6 Perez allegedly sent Hall harassing emails. (ECF No. 79-7).

7 Hall’s sexual harassment complaint was also “a topic that some other people brought up in the office.” (ECF No. 76- 2, at 20).

8 For instance, Hall noticed a patient suffering symptoms of lithium poisoning, which ultimately resulted in the patient being taken off lithium. (ECF No. 79-4, at 21).

9 The EEOC eventually brought an action against MHASM on behalf of Hall. See EEOC v. Mental Health Auth. of St. Mary’s, Inc., No. DKC 06-2554 (D.Md. filed Sept. 27, 2006). The case survived summary judgment and settled.

10 During this meeting, however, Becker says Weintraub
told her that “she was not even aware of the Ed Perez
situation.” (ECF No. 79-16, at 10).

11 Zoss’ administrative assistant also confirmed that Zoss knew Weintraub “was making it very clear that she wasn’t happy with [Hall] being fired.” (ECF No. 79-14, at 5).

12 Weintraub explained that she felt that she was “under
observation.” (ECF No. 76-2, at 25).

13 Zoss explained that the hospital employee was “concerned that Miss Weintraub was saying that the Mental Health Authority would not assist in discharging a consumer from the hospital.” (ECF No. 76-5, at 5-10). The hospital employee later testified that he was not angry about the situation, but simply disagreed with Weintraub’s decision. (ECF No. 79-20, at 5, 7).

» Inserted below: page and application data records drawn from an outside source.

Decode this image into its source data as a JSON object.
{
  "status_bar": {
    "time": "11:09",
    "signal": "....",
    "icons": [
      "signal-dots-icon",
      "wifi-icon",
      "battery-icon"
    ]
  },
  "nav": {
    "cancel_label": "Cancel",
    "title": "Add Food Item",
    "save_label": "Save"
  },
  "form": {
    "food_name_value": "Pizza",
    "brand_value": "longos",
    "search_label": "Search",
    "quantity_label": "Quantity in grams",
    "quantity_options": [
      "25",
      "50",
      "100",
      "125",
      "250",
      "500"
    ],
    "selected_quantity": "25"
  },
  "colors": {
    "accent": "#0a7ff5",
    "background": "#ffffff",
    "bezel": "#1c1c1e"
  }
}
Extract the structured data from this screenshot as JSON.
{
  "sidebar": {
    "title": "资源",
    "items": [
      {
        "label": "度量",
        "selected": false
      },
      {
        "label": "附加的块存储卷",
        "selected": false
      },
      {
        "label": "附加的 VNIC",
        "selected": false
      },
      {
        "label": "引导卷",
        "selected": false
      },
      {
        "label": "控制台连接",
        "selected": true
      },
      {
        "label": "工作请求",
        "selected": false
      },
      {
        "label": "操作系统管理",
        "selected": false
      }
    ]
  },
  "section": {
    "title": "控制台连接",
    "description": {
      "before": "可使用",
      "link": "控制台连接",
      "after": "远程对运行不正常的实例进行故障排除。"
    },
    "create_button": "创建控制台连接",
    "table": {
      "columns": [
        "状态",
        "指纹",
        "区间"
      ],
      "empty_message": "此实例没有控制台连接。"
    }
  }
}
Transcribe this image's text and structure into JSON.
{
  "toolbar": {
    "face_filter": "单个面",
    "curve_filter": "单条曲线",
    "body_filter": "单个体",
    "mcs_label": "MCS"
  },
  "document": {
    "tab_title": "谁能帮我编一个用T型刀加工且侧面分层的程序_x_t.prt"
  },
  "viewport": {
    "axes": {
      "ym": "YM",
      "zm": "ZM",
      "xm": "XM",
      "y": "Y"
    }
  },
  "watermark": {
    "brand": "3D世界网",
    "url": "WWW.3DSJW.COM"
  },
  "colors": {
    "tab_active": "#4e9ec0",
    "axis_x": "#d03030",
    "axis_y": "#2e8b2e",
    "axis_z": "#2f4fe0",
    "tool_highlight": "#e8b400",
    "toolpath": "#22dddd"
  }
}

14 Zoss states that Weintraub sent a letter instructing that a child be transferred, even though Weintraub had not met with the child and was not responsible for providing direct services. (ECF No. 76-5, at 10-12). The school administrator did not recall making any complaint to MHASM or Zoss. (ECF No. 79-21, at 6).

15 Weintraub denies making any embezzlement allegations. (ECF No. 79-35, at 2).

16 Weintraub also contends that she has provided direct evidence of retaliation; MHASM offers no response. Because Weintraub has satisfied the McDonnell Douglas standard, there is no need to analyze this additional avenue of proof.

17 MHASM concedes the second element of the prima facie case, that Weintraub suffered an adverse employment action.

18 Having found that Weintraub engaged in protected activity under the opposition clause, there is no need to consider Weintraub’s participation-based argument.

19 Notably, MHASM does not suggest that Weintraub’s view of the facts was wrong.

20 Indeed, many of these actions may be sufficiently grave as to constitute adverse employment actions in and of themselves. See, e.g., Michael v. Caterpillar Fin. Servs. Corp., 496 F.3d 584, 596 (6th Cir. 2007) (noting that poor performance evaluation score or placement on probationary period may constitute adverse employment action for purposes of Title VII retaliation claim).

21 Michael Shields ultimately approved the discipline that he initially complained of. Shields, 120 F.App’x at 959.

22 MHASM makes an argument based on Burlington Northern that there is no causal connection; it states that “[t]here are no material facts in dispute, which suggest Plaintiff was objectively ‘dissuaded from complaining’ after she allegedly refused to terminate Hall.” (ECF No. 76-1, at 45 (quoting Burlington Northern, 548 U.S. at 69-70)). Burlington Northern holds that Title VII’s anti-retaliation provision may extend to retaliatory acts outside the workplace or employment context. Id. at 2414. The language MHASM quotes merely addresses what level of injury or harm such an act must reach before it becomes actionable. Id. at 2415. Obviously, the question of materiality has nothing to do with whether there was a causal connection.